Vaccines can protect males and females against some of the most common types of HPV. These vaccines are given in three shots. It is important to get all three doses to get the best protection. The vaccines are most effective when given before a person's first sexual contact, when he or she could be exposed to HPV.
- Women: Two vaccines (Cervarix and Gardasil) are available to protect females against the types of HPV that cause most cervical cancers. One of these vaccines (Gardasil) also protects against most genital warts. Both vaccines are recommended for females 13 through 26 years of age, who did not get any or all of the shots when they were younger. It is recommended that females get the same vaccine brand for all three doses, whenever possible.
- Men: One available vaccine (Gardasil) has been shown to decrease the likelihood of genital warts. This vaccine is available for boys and men, 9 through 26 years of age.
Many people refer to HPV as genital warts, but HPV includes over 100 viruses. One-third of these viruses cause genital problems that affect both sexes, such as genital warts on a man’s penis or a woman’s vagina or cervix. In a small number of women, cell changes in the cervix may be precancerous. Genital warts can appear as small hard spots or have a fleshy cauliflower appearance, but in other cases warts are not visible to the naked eye.
As with all vaccines, it may not protect everyone who gets the vaccine and will not protect against types of HPV that are not contained in the vaccine.
Gardasil is given in a series of 3 injections, with dose 2 given 2 months after the first dose, and dose 3 given 6 months after the first dose. The most common side effects of the vaccine are pain, swelling, itching, and redness at the injection site, and fever. Individuals who are allergic to any ingredient in the vaccine or who have an allergic reaction after the first dose should not receive the vaccine.
Students may schedule Immunizations through myUHS or by calling 863.0774. UHS recommends that students find out ahead of time if their insurance provider will cover all or part of the cost. Three injections are needed. Students may elect to pay the charges at the time of the visit or have the charges added to their student accounts. [more information]
Immunizations are available through myUHS or by calling 863.0774.

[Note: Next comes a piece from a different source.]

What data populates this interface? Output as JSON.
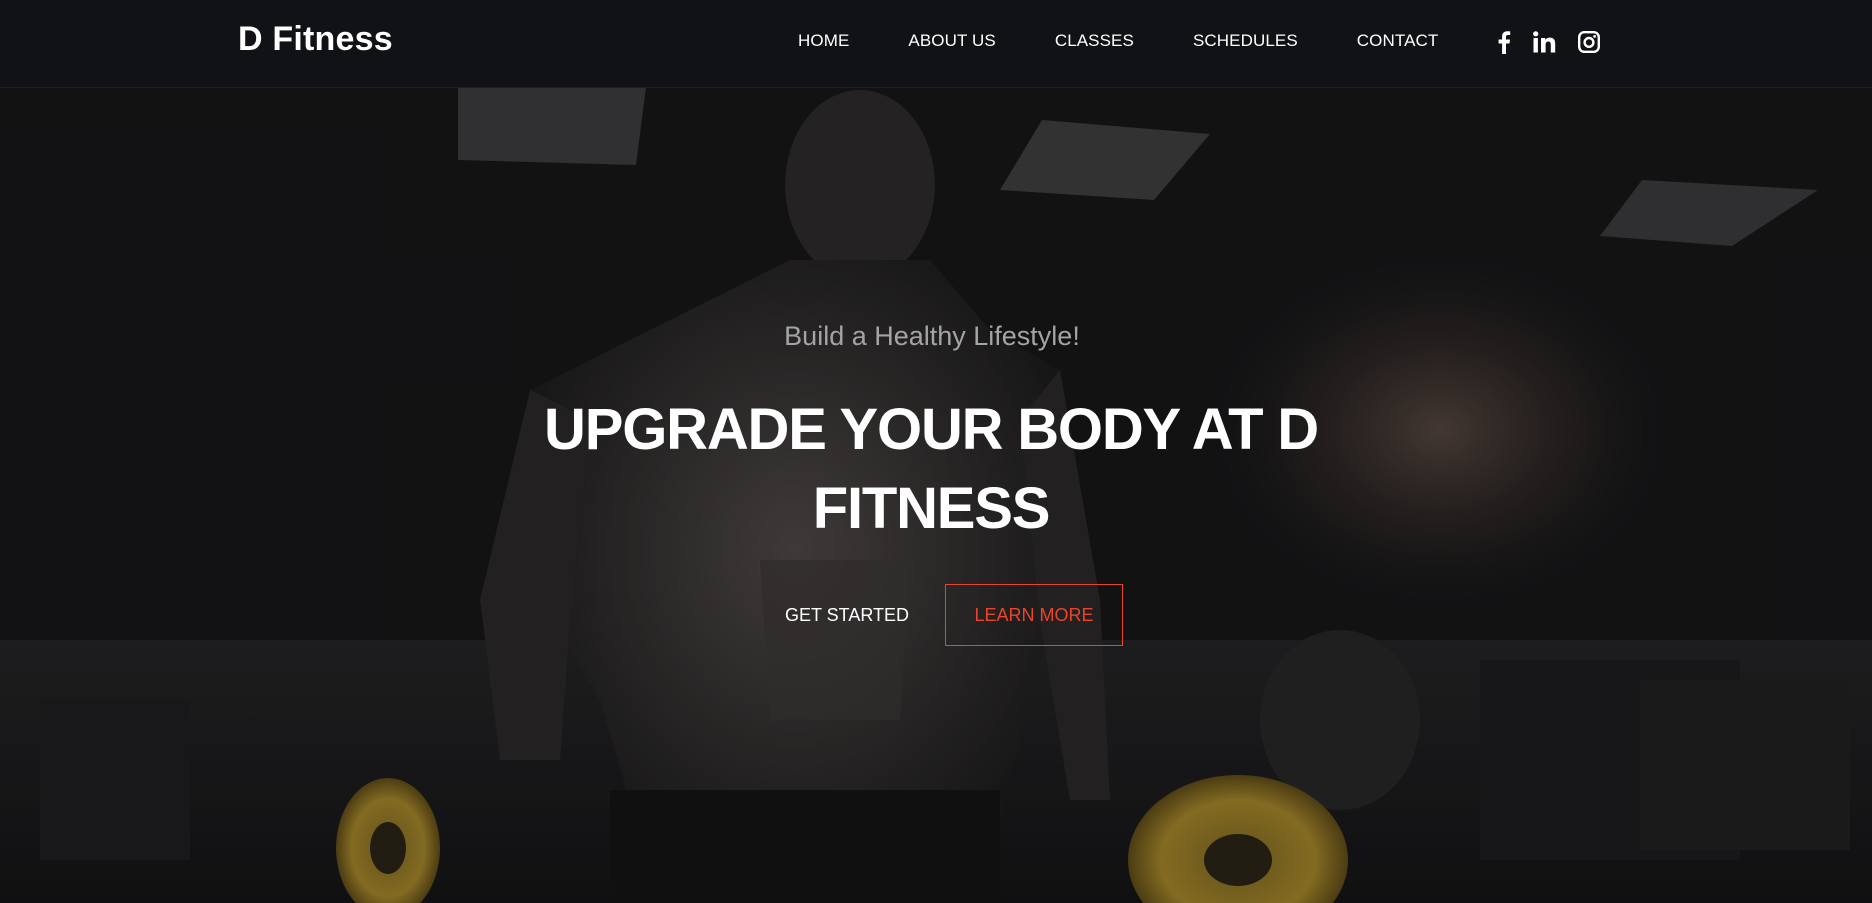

UHS recommends that students find out ahead of time if their insurance provider will cover all or part of the cost. Three injections are needed. Students may elect to pay the charges at the time of the visit or have the charges added to their student accounts.